3. Boxwood—The backbone of many gardens, this evergreen likes bright sun, well-draining soil, and winters on the milder side. Please make a decision to prune yours by hand instead of with a gas-powered tool to keep them healthy and robust. Some people take offense to the aromatic smell of the Boxwood leaves, especially when they are wet. As in neighborhood kitty as been about. My mother used to say she like the smell as it reminded her of trips to the UK. Still, you might not want this by a doorway;
4. Summersweet—There are not a whole lot of plants (aside annuals) that bloom in July; Summersweet is one. Another native for us, this shrub not only blooms in July but is highly and delightfully fragrant while also attracting butterflies and hummingbirds. The fall color is bright yellow. For suburban gardens, look for a dwarf variety called “Hummingbird.” This shrub prefers to be a bit wet and in a bit of shade. If you have time for a canoe trip in the Pine Barrens this summer, you will experience it in its natural environment along the river banks and the fragrance will follow you around each bend;
5. Sweetspire—This May or June blooming shrub, has flowers that cascade in what I call a “shooting star” formation. The flowers are white and have a sort of honey fragrance. The fall color of the foliage is orange and red and in winter, the newer stems are a burgundy color. This plant spreads by suckers, which is ok and not overly aggressive. Look for a variety called “Little Henry;”
6. Fothergilla–This is new in my garden since last year. The fall color was spectacular—another one with shades of orange. It is flowering now in these puffy, fluffy white poms. So far the plant has been vigorous and I admire the scalloped edge on the leaves as well as the sort of dusty blue-green color of the foliage;
7. Viburnum—there are very few Viburnum I don’t like. Just finished blooming in my garden is Korean Spice, and up next is the Cranberry.
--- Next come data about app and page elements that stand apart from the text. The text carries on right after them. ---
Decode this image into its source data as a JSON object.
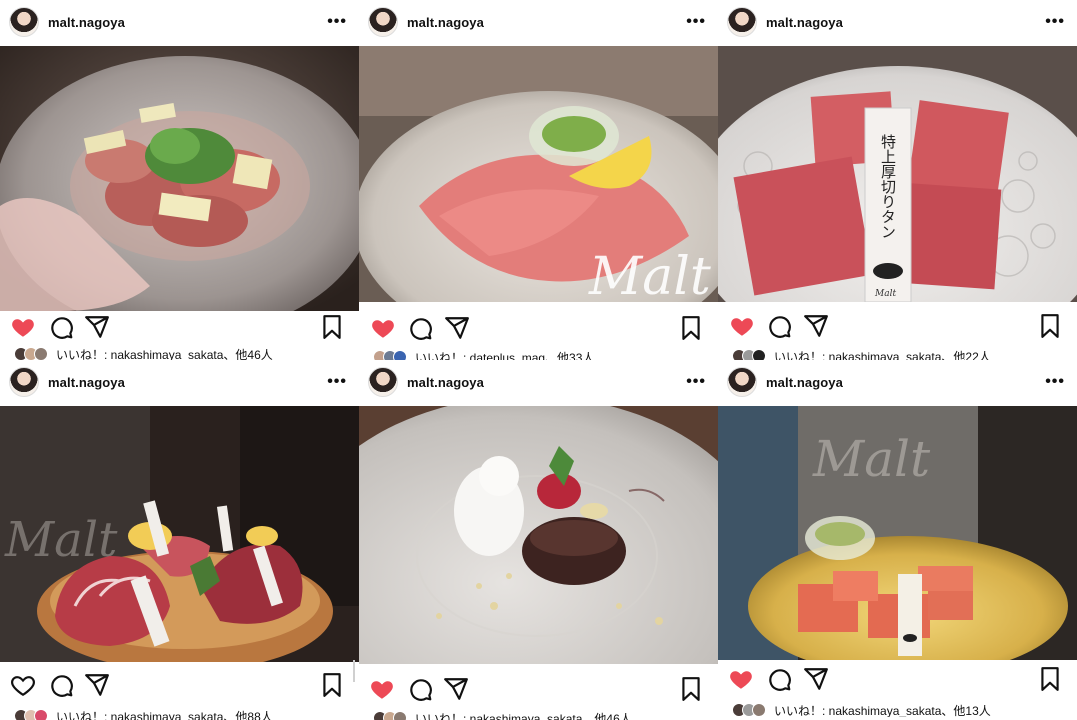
{
  "posts": [
    {
      "username": "malt.nagoya",
      "liked": true,
      "likes_text": "いいね！: nakashimaya_sakata、他46人"
    },
    {
      "username": "malt.nagoya",
      "liked": true,
      "likes_text": "いいね！: dateplus_mag、他33人"
    },
    {
      "username": "malt.nagoya",
      "liked": true,
      "likes_text": "いいね！: nakashimaya_sakata、他22人"
    },
    {
      "username": "malt.nagoya",
      "liked": false,
      "likes_text": "いいね！: nakashimaya_sakata、他88人"
    },
    {
      "username": "malt.nagoya",
      "liked": true,
      "likes_text": "いいね！: nakashimaya_sakata、他46人"
    },
    {
      "username": "malt.nagoya",
      "liked": true,
      "likes_text": "いいね！: nakashimaya_sakata、他13人"
    }
  ],
  "photo_text": {
    "post2_logo": "Malt",
    "post3_label": "特上厚切りタン",
    "post3_logo": "Malt",
    "post4_logo": "Malt",
    "post6_logo": "Malt"
  },
  "colors": {
    "heart": "#ed4956",
    "text": "#111111",
    "background": "#ffffff"
  },
  "icons": [
    "heart-icon",
    "comment-icon",
    "share-icon",
    "bookmark-icon",
    "more-icon"
  ]
}
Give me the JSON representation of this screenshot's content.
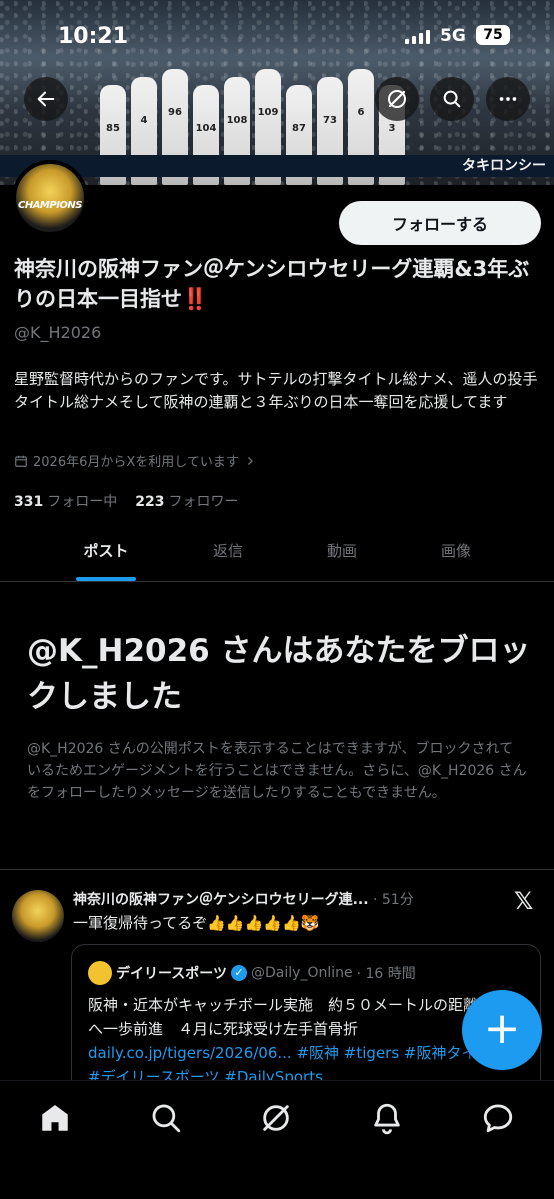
{
  "status_bar": {
    "time": "10:21",
    "network": "5G",
    "battery": "75"
  },
  "banner": {
    "ad_text": "タキロンシー",
    "numbers": [
      "85",
      "4",
      "96",
      "104",
      "108",
      "109",
      "87",
      "73",
      "6",
      "3"
    ]
  },
  "profile": {
    "follow_label": "フォローする",
    "display_name": "神奈川の阪神ファン＠ケンシロウセリーグ連覇&3年ぶりの日本一目指せ",
    "name_emoji": "‼️",
    "handle": "@K_H2026",
    "bio": "星野監督時代からのファンです。サトテルの打撃タイトル総ナメ、遥人の投手タイトル総ナメそして阪神の連覇と３年ぶりの日本一奪回を応援してます",
    "joined": "2026年6月からXを利用しています",
    "following_count": "331",
    "following_label": "フォロー中",
    "followers_count": "223",
    "followers_label": "フォロワー",
    "avatar_text": "CHAMPIONS"
  },
  "tabs": [
    "ポスト",
    "返信",
    "動画",
    "画像"
  ],
  "blocked": {
    "title": "@K_H2026 さんはあなたをブロックしました",
    "description": "@K_H2026 さんの公開ポストを表示することはできますが、ブロックされているためエンゲージメントを行うことはできません。さらに、@K_H2026 さんをフォローしたりメッセージを送信したりすることもできません。"
  },
  "tweet": {
    "author": "神奈川の阪神ファン＠ケンシロウセリーグ連...",
    "time": "· 51分",
    "text": "一軍復帰待ってるぞ👍👍👍👍👍🐯",
    "quote": {
      "author": "デイリースポーツ",
      "handle": "@Daily_Online",
      "time": "· 16 時間",
      "body": "阪神・近本がキャッチボール実施　約５０メートルの距離　復活へ一歩前進　４月に死球受け左手首骨折",
      "link": "daily.co.jp/tigers/2026/06...",
      "hashtags": "#阪神 #tigers #阪神タイガース #デイリースポーツ #DailySports"
    }
  },
  "fab_label": "+"
}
Last year I planted one called ‘Kern’s Pink’ and noted in my garden inspection today that it is going to have several blooms—which is great considering it is a very young plant. Fall color ranges from deep reds to yellows. Many have berries the birds like and some berries persist into the winter. Research varieties appropriate for your garden as some do get quite large;
8. Japanese Plum Yew—this is a great evergreen for shade that is deer-resistant. The foliage will remind you of yew except the color is much deeper a green and the leaves are longer and glossier. This grows slowly and makes an excellent ground cover. Companion plants to this would be Hosta, Hydrangea, and other shrubs with large and broad leaves;
9. PJM Rhododendron—One of my favorite Rhoddies because it has a nice fall color to the foliage. It blooms very early; mine is just about finished. Pretty lavender-colored flowers on the delicate side. It also doesn’t get quite as large as many Rhoddies do so it is easily part of a suburban garden;
10. Carolina Allspice—another new plant for me from last year and it has one bud—I am so excited. The variety I planted is called, ‘Hartlage Wine;’ it has a deep red, rose-like flower. I saw this first at my wholesale nursery and it stopped me in my tracks. Had to have it. Right now the foliage is a bright, glossy green and since the plant is so young I didn’t expect to have a bloom this year so even one is a great thing. Nurseries should be stocked to the hilt right about now so it’s a great time to shop. And plant. And watch some kissing Cardinals.